Miller, Arthur I. 1996. Insights of Genius: Imagery and Creativity in Science and Art. New York, New York: Copernicus: Springer Science and Business Media.

Nissen, Henri. 2004. Noah’s Ark Uncovered: An Expedition Into the Ancient Past. Copenhagen, Denmark: Scandinavia Publishing House.

Powell, James. 2015. A Review of the Paradigm Shift in Archaeology. Origins: The Journal of the Biblical Creation Society 60: 14–19.

Powell, James. 2022. “Decoding a World Navel ‘Visual Language’ Through Ideational Cognitive Archaeology.” Answers Research Journal 15 (October 12): 301–337.

Powell, James. 2023. “Decoding a World Navel ‘Visual Language’ Through Ideational Cognitive Archaeology: Reply.” Answers Research Journal 16 (September 13): 467–474.

Pritchard, James B. ed. 1969. Ancient Near Eastern Texts Relating to the Old Testament. Princeton, New Jersey: Princeton University Press.

Ramos, Melissa D. 2021. Ritual in Deuteronomy: The Performance of Doom. New York, New York: Routledge.

Renfrew, Colin, and Ezra B. W. Zubrow. eds. 1994. The Ancient Mind: Elements of Cognitive Archaeology. Cambridge, United Kingdom: Cambridge University Press.

Shaw, Ian and Paul Nicholson. 1995. The Dictionary of Ancient Egypt. London, United Kingdom: British Museum Press.

Smith, Adam T. 2007. The Prehistory of an Urartian Landscape, pp.39–52. In Biainili-Urartu, The Proceedings of the Symposium held in Munich 12–14 October. Edited by S. Kroll, C. Gruber, M. Hellwag, M. Roaf, and P. Zimansky, 39–52. Leuven, Belgium: Peeters Publishers.

Tasman, Cevat E. 1947. “Paleozoic-Mesozoic Section in Southeastern Turkey. Geological Notes.” Bulletin of the American Association of Petroleum Geologists 31, no. 8 (August): 1500–1511.
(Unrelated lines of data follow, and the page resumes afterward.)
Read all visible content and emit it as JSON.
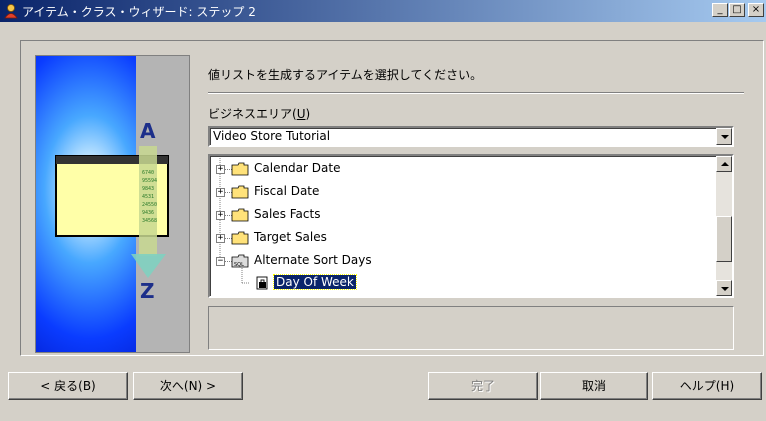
{
  "window": {
    "title": "アイテム・クラス・ウィザード: ステップ 2",
    "app_icon": "wizard-person-icon",
    "controls": {
      "minimize": "_",
      "maximize": "□",
      "close": "×"
    }
  },
  "instruction": "値リストを生成するアイテムを選択してください。",
  "business_area": {
    "label_prefix": "ビジネスエリア(",
    "label_key": "U",
    "label_suffix": ")",
    "selected": "Video Store Tutorial"
  },
  "tree": {
    "items": [
      {
        "label": "Calendar Date",
        "icon": "folder-icon",
        "expander": "+"
      },
      {
        "label": "Fiscal Date",
        "icon": "folder-icon",
        "expander": "+"
      },
      {
        "label": "Sales Facts",
        "icon": "folder-icon",
        "expander": "+"
      },
      {
        "label": "Target Sales",
        "icon": "folder-icon",
        "expander": "+"
      },
      {
        "label": "Alternate Sort Days",
        "icon": "sql-folder-icon",
        "expander": "−"
      },
      {
        "label": "Day Of Week",
        "icon": "item-icon",
        "selected": true
      }
    ]
  },
  "illustration": {
    "letter_top": "A",
    "letter_bottom": "Z",
    "list_values": [
      "6740",
      "95594",
      "9843",
      "4531",
      "24550",
      "9436",
      "34568"
    ]
  },
  "buttons": {
    "back": "< 戻る(B)",
    "next": "次へ(N) >",
    "finish": "完了",
    "cancel": "取消",
    "help": "ヘルプ(H)"
  },
  "colors": {
    "title_gradient_start": "#0a246a",
    "title_gradient_end": "#a6caf0",
    "selection": "#0a246a",
    "face": "#d4d0c8"
  }
}
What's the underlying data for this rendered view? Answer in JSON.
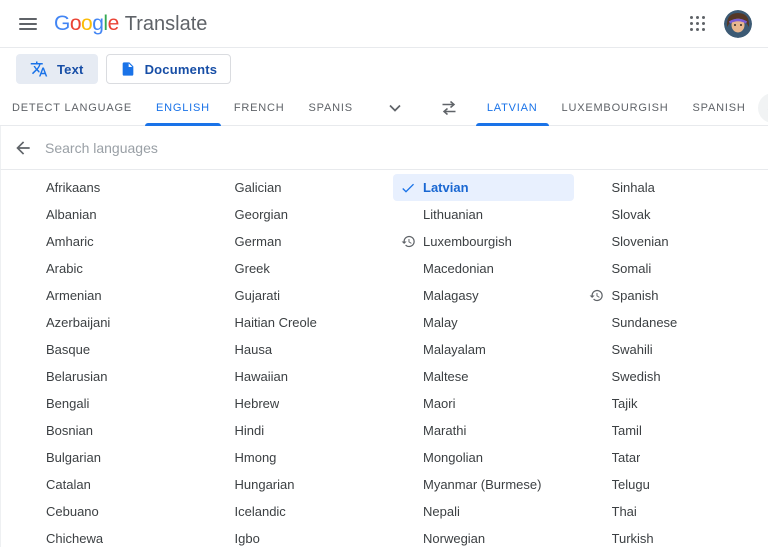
{
  "header": {
    "product_name": "Translate",
    "logo_letters": [
      {
        "ch": "G",
        "color": "#4285F4"
      },
      {
        "ch": "o",
        "color": "#EA4335"
      },
      {
        "ch": "o",
        "color": "#FBBC05"
      },
      {
        "ch": "g",
        "color": "#4285F4"
      },
      {
        "ch": "l",
        "color": "#34A853"
      },
      {
        "ch": "e",
        "color": "#EA4335"
      }
    ]
  },
  "mode_switcher": {
    "text_label": "Text",
    "documents_label": "Documents"
  },
  "language_bar": {
    "source_tabs": [
      {
        "label": "DETECT LANGUAGE",
        "selected": false
      },
      {
        "label": "ENGLISH",
        "selected": true
      },
      {
        "label": "FRENCH",
        "selected": false
      },
      {
        "label": "SPANIS",
        "selected": false
      }
    ],
    "target_tabs": [
      {
        "label": "LATVIAN",
        "selected": true
      },
      {
        "label": "LUXEMBOURGISH",
        "selected": false
      },
      {
        "label": "SPANISH",
        "selected": false
      }
    ]
  },
  "search": {
    "placeholder": "Search languages",
    "value": ""
  },
  "language_list": {
    "selected_language": "Latvian",
    "columns": [
      {
        "items": [
          {
            "name": "Afrikaans"
          },
          {
            "name": "Albanian"
          },
          {
            "name": "Amharic"
          },
          {
            "name": "Arabic"
          },
          {
            "name": "Armenian"
          },
          {
            "name": "Azerbaijani"
          },
          {
            "name": "Basque"
          },
          {
            "name": "Belarusian"
          },
          {
            "name": "Bengali"
          },
          {
            "name": "Bosnian"
          },
          {
            "name": "Bulgarian"
          },
          {
            "name": "Catalan"
          },
          {
            "name": "Cebuano"
          },
          {
            "name": "Chichewa"
          }
        ]
      },
      {
        "items": [
          {
            "name": "Galician"
          },
          {
            "name": "Georgian"
          },
          {
            "name": "German"
          },
          {
            "name": "Greek"
          },
          {
            "name": "Gujarati"
          },
          {
            "name": "Haitian Creole"
          },
          {
            "name": "Hausa"
          },
          {
            "name": "Hawaiian"
          },
          {
            "name": "Hebrew"
          },
          {
            "name": "Hindi"
          },
          {
            "name": "Hmong"
          },
          {
            "name": "Hungarian"
          },
          {
            "name": "Icelandic"
          },
          {
            "name": "Igbo"
          }
        ]
      },
      {
        "items": [
          {
            "name": "Latvian",
            "selected": true,
            "icon": "check"
          },
          {
            "name": "Lithuanian"
          },
          {
            "name": "Luxembourgish",
            "icon": "history"
          },
          {
            "name": "Macedonian"
          },
          {
            "name": "Malagasy"
          },
          {
            "name": "Malay"
          },
          {
            "name": "Malayalam"
          },
          {
            "name": "Maltese"
          },
          {
            "name": "Maori"
          },
          {
            "name": "Marathi"
          },
          {
            "name": "Mongolian"
          },
          {
            "name": "Myanmar (Burmese)"
          },
          {
            "name": "Nepali"
          },
          {
            "name": "Norwegian"
          }
        ]
      },
      {
        "items": [
          {
            "name": "Sinhala"
          },
          {
            "name": "Slovak"
          },
          {
            "name": "Slovenian"
          },
          {
            "name": "Somali"
          },
          {
            "name": "Spanish",
            "icon": "history"
          },
          {
            "name": "Sundanese"
          },
          {
            "name": "Swahili"
          },
          {
            "name": "Swedish"
          },
          {
            "name": "Tajik"
          },
          {
            "name": "Tamil"
          },
          {
            "name": "Tatar"
          },
          {
            "name": "Telugu"
          },
          {
            "name": "Thai"
          },
          {
            "name": "Turkish"
          }
        ]
      }
    ]
  },
  "icons": {
    "menu": "hamburger-icon",
    "text_mode": "translate-icon",
    "documents_mode": "document-icon",
    "more_languages": "chevron-down-icon",
    "swap": "swap-horizontal-icon",
    "collapse": "chevron-up-icon",
    "back": "arrow-left-icon",
    "selected_language": "check-icon",
    "recent_language": "history-icon",
    "apps": "apps-grid-icon"
  },
  "colors": {
    "accent_blue": "#1a73e8",
    "selected_bg": "#e8f0fe",
    "selected_text": "#1967d2",
    "tab_inactive": "#5f6368",
    "text_primary": "#3c4043",
    "border_light": "#e8eaed",
    "placeholder_text": "#9aa0a6",
    "chip_selected_bg": "#e6ebf3",
    "chip_border": "#dadce0",
    "collapse_btn_bg": "#f1f3f4"
  }
}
Van Der Sluijs, Marinus Anthony. 2005. “The World Axis as an Atmospheric Phenomenon.” Cosmos: The Journal of the Traditional Cosmology Society, 21, no. 1 (June): 3–52.

Van Der Sluijs, Marinus Anthony. 2010. “Plasma Mythology: A Research Programme.” SIS Chronology and Catastrophism Review: 3–9.

Van Der Sluijs, Marinus Anthony. 2019. On the Origin of Myths in Catastrophic Experience. Vol. 1. Preliminaries. All–Round Publications.

Van Der Sluijs, Marinus Anthony. 2021. On the Origin of Myths in Catastrophic Experience. Vol. 1. The Earth’s Aurora. All–Round Publications.

Wilson, Clifford. 1972. Crash Go The Chariots: An Alternative to Chariots of the Gods. Victoria, Australia: Word of Truth Productions.

Wilson, Clifford. 1976. The Chariots Still Crash. New York, New York: Signet Books.

Wyatt, Nicolas. 2001. Space and Time in the Religious Life of the Near East. Sheffield, United Kingdom: Sheffield Academic Press.

Featured Topics

You May Also Like

ISSN: 1937-9056 Copyright © Answers in Genesis, Inc.